**Problem to work on**
Exclude the pictures and retype the entries as written.

**Record set**

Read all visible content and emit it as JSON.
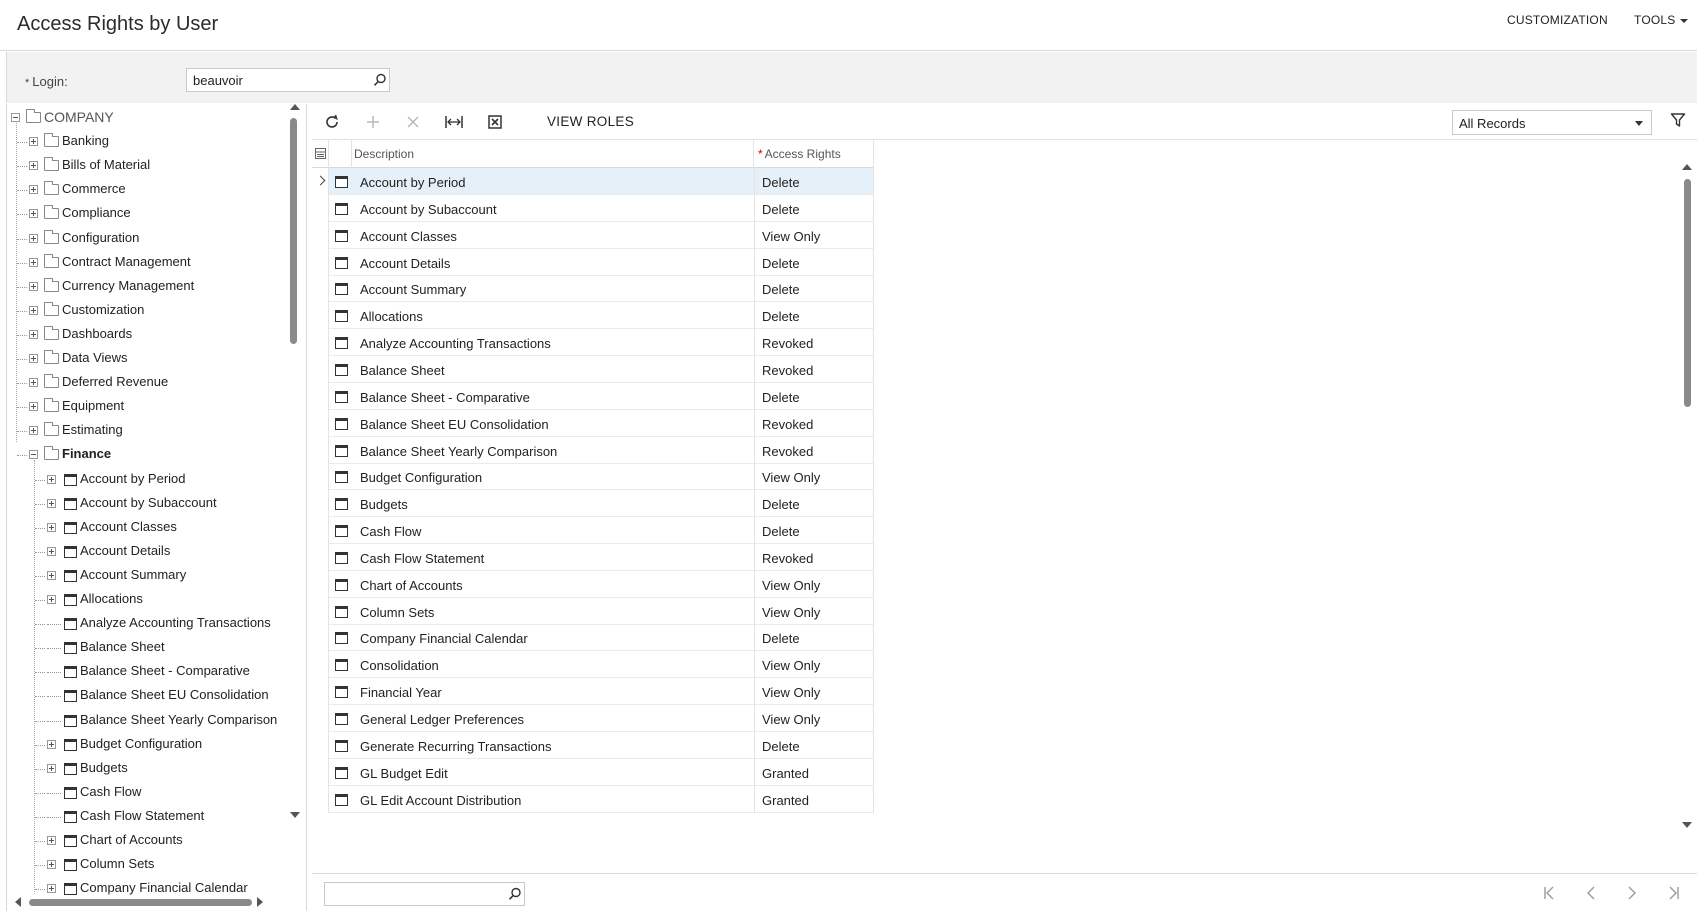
{
  "header": {
    "title": "Access Rights by User",
    "menu": [
      {
        "label": "CUSTOMIZATION"
      },
      {
        "label": "TOOLS"
      }
    ]
  },
  "form": {
    "login_label": "Login:",
    "login_value": "beauvoir"
  },
  "tree": {
    "root": "COMPANY",
    "folders": [
      "Banking",
      "Bills of Material",
      "Commerce",
      "Compliance",
      "Configuration",
      "Contract Management",
      "Currency Management",
      "Customization",
      "Dashboards",
      "Data Views",
      "Deferred Revenue",
      "Equipment",
      "Estimating",
      "Finance"
    ],
    "finance_items": [
      {
        "label": "Account by Period",
        "expandable": true
      },
      {
        "label": "Account by Subaccount",
        "expandable": true
      },
      {
        "label": "Account Classes",
        "expandable": true
      },
      {
        "label": "Account Details",
        "expandable": true
      },
      {
        "label": "Account Summary",
        "expandable": true
      },
      {
        "label": "Allocations",
        "expandable": true
      },
      {
        "label": "Analyze Accounting Transactions",
        "expandable": false
      },
      {
        "label": "Balance Sheet",
        "expandable": false
      },
      {
        "label": "Balance Sheet - Comparative",
        "expandable": false
      },
      {
        "label": "Balance Sheet EU Consolidation",
        "expandable": false
      },
      {
        "label": "Balance Sheet Yearly Comparison",
        "expandable": false
      },
      {
        "label": "Budget Configuration",
        "expandable": true
      },
      {
        "label": "Budgets",
        "expandable": true
      },
      {
        "label": "Cash Flow",
        "expandable": false
      },
      {
        "label": "Cash Flow Statement",
        "expandable": false
      },
      {
        "label": "Chart of Accounts",
        "expandable": true
      },
      {
        "label": "Column Sets",
        "expandable": true
      },
      {
        "label": "Company Financial Calendar",
        "expandable": true
      }
    ]
  },
  "toolbar": {
    "view_roles": "VIEW ROLES",
    "records_filter": "All Records"
  },
  "grid": {
    "columns": {
      "description": "Description",
      "access_rights": "Access Rights"
    },
    "rows": [
      {
        "description": "Account by Period",
        "rights": "Delete"
      },
      {
        "description": "Account by Subaccount",
        "rights": "Delete"
      },
      {
        "description": "Account Classes",
        "rights": "View Only"
      },
      {
        "description": "Account Details",
        "rights": "Delete"
      },
      {
        "description": "Account Summary",
        "rights": "Delete"
      },
      {
        "description": "Allocations",
        "rights": "Delete"
      },
      {
        "description": "Analyze Accounting Transactions",
        "rights": "Revoked"
      },
      {
        "description": "Balance Sheet",
        "rights": "Revoked"
      },
      {
        "description": "Balance Sheet - Comparative",
        "rights": "Delete"
      },
      {
        "description": "Balance Sheet EU Consolidation",
        "rights": "Revoked"
      },
      {
        "description": "Balance Sheet Yearly Comparison",
        "rights": "Revoked"
      },
      {
        "description": "Budget Configuration",
        "rights": "View Only"
      },
      {
        "description": "Budgets",
        "rights": "Delete"
      },
      {
        "description": "Cash Flow",
        "rights": "Delete"
      },
      {
        "description": "Cash Flow Statement",
        "rights": "Revoked"
      },
      {
        "description": "Chart of Accounts",
        "rights": "View Only"
      },
      {
        "description": "Column Sets",
        "rights": "View Only"
      },
      {
        "description": "Company Financial Calendar",
        "rights": "Delete"
      },
      {
        "description": "Consolidation",
        "rights": "View Only"
      },
      {
        "description": "Financial Year",
        "rights": "View Only"
      },
      {
        "description": "General Ledger Preferences",
        "rights": "View Only"
      },
      {
        "description": "Generate Recurring Transactions",
        "rights": "Delete"
      },
      {
        "description": "GL Budget Edit",
        "rights": "Granted"
      },
      {
        "description": "GL Edit Account Distribution",
        "rights": "Granted"
      }
    ]
  }
}
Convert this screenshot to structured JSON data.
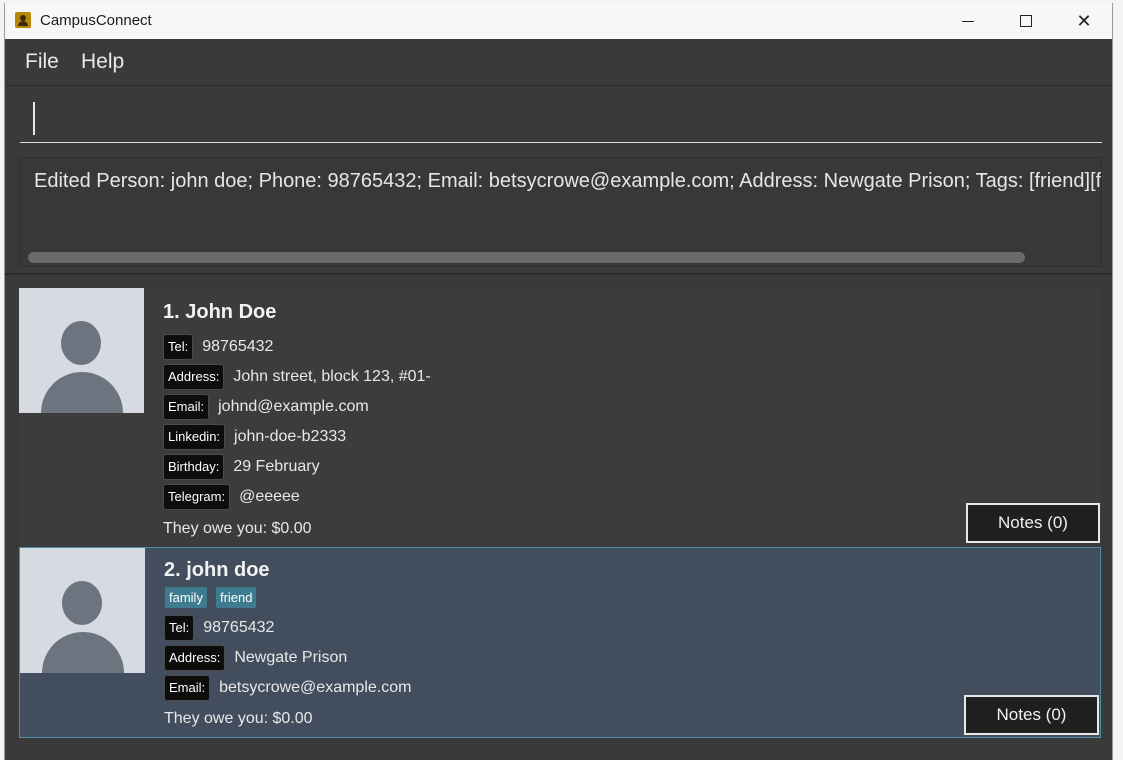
{
  "window": {
    "title": "CampusConnect"
  },
  "menu": {
    "file": "File",
    "help": "Help"
  },
  "command": {
    "value": "",
    "placeholder": ""
  },
  "result": {
    "text": "Edited Person: john doe; Phone: 98765432; Email: betsycrowe@example.com; Address: Newgate Prison; Tags: [friend][family]"
  },
  "persons": [
    {
      "index_name": "1.  John Doe",
      "tags": [],
      "fields": [
        {
          "label": "Tel:",
          "value": "98765432"
        },
        {
          "label": "Address:",
          "value": "John street, block 123, #01-"
        },
        {
          "label": "Email:",
          "value": "johnd@example.com"
        },
        {
          "label": "Linkedin:",
          "value": "john-doe-b2333"
        },
        {
          "label": "Birthday:",
          "value": "29 February"
        },
        {
          "label": "Telegram:",
          "value": "@eeeee"
        }
      ],
      "owe": "They owe you: $0.00",
      "notes": "Notes (0)"
    },
    {
      "index_name": "2.  john doe",
      "tags": [
        "family",
        "friend"
      ],
      "fields": [
        {
          "label": "Tel:",
          "value": "98765432"
        },
        {
          "label": "Address:",
          "value": "Newgate Prison"
        },
        {
          "label": "Email:",
          "value": "betsycrowe@example.com"
        }
      ],
      "owe": "They owe you: $0.00",
      "notes": "Notes (0)"
    }
  ],
  "colors": {
    "background": "#3a3a3a",
    "selected_card": "#424d5e",
    "tag": "#3e7b91",
    "label": "#0d0d0d"
  },
  "icons": {
    "app": "app-icon",
    "minimize": "minimize-icon",
    "maximize": "maximize-icon",
    "close": "close-icon",
    "avatar": "person-avatar-icon"
  }
}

**Exercise solution**
Read all visible content and emit it as JSON.
{
  "header": {
    "title": "Access Rights by User",
    "menu": [
      {
        "label": "CUSTOMIZATION"
      },
      {
        "label": "TOOLS"
      }
    ]
  },
  "form": {
    "login_label": "Login:",
    "login_value": "beauvoir"
  },
  "tree": {
    "root": "COMPANY",
    "folders": [
      "Banking",
      "Bills of Material",
      "Commerce",
      "Compliance",
      "Configuration",
      "Contract Management",
      "Currency Management",
      "Customization",
      "Dashboards",
      "Data Views",
      "Deferred Revenue",
      "Equipment",
      "Estimating",
      "Finance"
    ],
    "finance_items": [
      {
        "label": "Account by Period",
        "expandable": true
      },
      {
        "label": "Account by Subaccount",
        "expandable": true
      },
      {
        "label": "Account Classes",
        "expandable": true
      },
      {
        "label": "Account Details",
        "expandable": true
      },
      {
        "label": "Account Summary",
        "expandable": true
      },
      {
        "label": "Allocations",
        "expandable": true
      },
      {
        "label": "Analyze Accounting Transactions",
        "expandable": false
      },
      {
        "label": "Balance Sheet",
        "expandable": false
      },
      {
        "label": "Balance Sheet - Comparative",
        "expandable": false
      },
      {
        "label": "Balance Sheet EU Consolidation",
        "expandable": false
      },
      {
        "label": "Balance Sheet Yearly Comparison",
        "expandable": false
      },
      {
        "label": "Budget Configuration",
        "expandable": true
      },
      {
        "label": "Budgets",
        "expandable": true
      },
      {
        "label": "Cash Flow",
        "expandable": false
      },
      {
        "label": "Cash Flow Statement",
        "expandable": false
      },
      {
        "label": "Chart of Accounts",
        "expandable": true
      },
      {
        "label": "Column Sets",
        "expandable": true
      },
      {
        "label": "Company Financial Calendar",
        "expandable": true
      }
    ]
  },
  "toolbar": {
    "view_roles": "VIEW ROLES",
    "records_filter": "All Records"
  },
  "grid": {
    "columns": {
      "description": "Description",
      "access_rights": "Access Rights"
    },
    "rows": [
      {
        "description": "Account by Period",
        "rights": "Delete"
      },
      {
        "description": "Account by Subaccount",
        "rights": "Delete"
      },
      {
        "description": "Account Classes",
        "rights": "View Only"
      },
      {
        "description": "Account Details",
        "rights": "Delete"
      },
      {
        "description": "Account Summary",
        "rights": "Delete"
      },
      {
        "description": "Allocations",
        "rights": "Delete"
      },
      {
        "description": "Analyze Accounting Transactions",
        "rights": "Revoked"
      },
      {
        "description": "Balance Sheet",
        "rights": "Revoked"
      },
      {
        "description": "Balance Sheet - Comparative",
        "rights": "Delete"
      },
      {
        "description": "Balance Sheet EU Consolidation",
        "rights": "Revoked"
      },
      {
        "description": "Balance Sheet Yearly Comparison",
        "rights": "Revoked"
      },
      {
        "description": "Budget Configuration",
        "rights": "View Only"
      },
      {
        "description": "Budgets",
        "rights": "Delete"
      },
      {
        "description": "Cash Flow",
        "rights": "Delete"
      },
      {
        "description": "Cash Flow Statement",
        "rights": "Revoked"
      },
      {
        "description": "Chart of Accounts",
        "rights": "View Only"
      },
      {
        "description": "Column Sets",
        "rights": "View Only"
      },
      {
        "description": "Company Financial Calendar",
        "rights": "Delete"
      },
      {
        "description": "Consolidation",
        "rights": "View Only"
      },
      {
        "description": "Financial Year",
        "rights": "View Only"
      },
      {
        "description": "General Ledger Preferences",
        "rights": "View Only"
      },
      {
        "description": "Generate Recurring Transactions",
        "rights": "Delete"
      },
      {
        "description": "GL Budget Edit",
        "rights": "Granted"
      },
      {
        "description": "GL Edit Account Distribution",
        "rights": "Granted"
      }
    ]
  }
}
Convert this screenshot to structured JSON data.
{
  "window": {
    "title": "CampusConnect"
  },
  "menu": {
    "file": "File",
    "help": "Help"
  },
  "command": {
    "value": "",
    "placeholder": ""
  },
  "result": {
    "text": "Edited Person: john doe; Phone: 98765432; Email: betsycrowe@example.com; Address: Newgate Prison; Tags: [friend][family]"
  },
  "persons": [
    {
      "index_name": "1.  John Doe",
      "tags": [],
      "fields": [
        {
          "label": "Tel:",
          "value": "98765432"
        },
        {
          "label": "Address:",
          "value": "John street, block 123, #01-"
        },
        {
          "label": "Email:",
          "value": "johnd@example.com"
        },
        {
          "label": "Linkedin:",
          "value": "john-doe-b2333"
        },
        {
          "label": "Birthday:",
          "value": "29 February"
        },
        {
          "label": "Telegram:",
          "value": "@eeeee"
        }
      ],
      "owe": "They owe you: $0.00",
      "notes": "Notes (0)"
    },
    {
      "index_name": "2.  john doe",
      "tags": [
        "family",
        "friend"
      ],
      "fields": [
        {
          "label": "Tel:",
          "value": "98765432"
        },
        {
          "label": "Address:",
          "value": "Newgate Prison"
        },
        {
          "label": "Email:",
          "value": "betsycrowe@example.com"
        }
      ],
      "owe": "They owe you: $0.00",
      "notes": "Notes (0)"
    }
  ],
  "colors": {
    "background": "#3a3a3a",
    "selected_card": "#424d5e",
    "tag": "#3e7b91",
    "label": "#0d0d0d"
  },
  "icons": {
    "app": "app-icon",
    "minimize": "minimize-icon",
    "maximize": "maximize-icon",
    "close": "close-icon",
    "avatar": "person-avatar-icon"
  }
}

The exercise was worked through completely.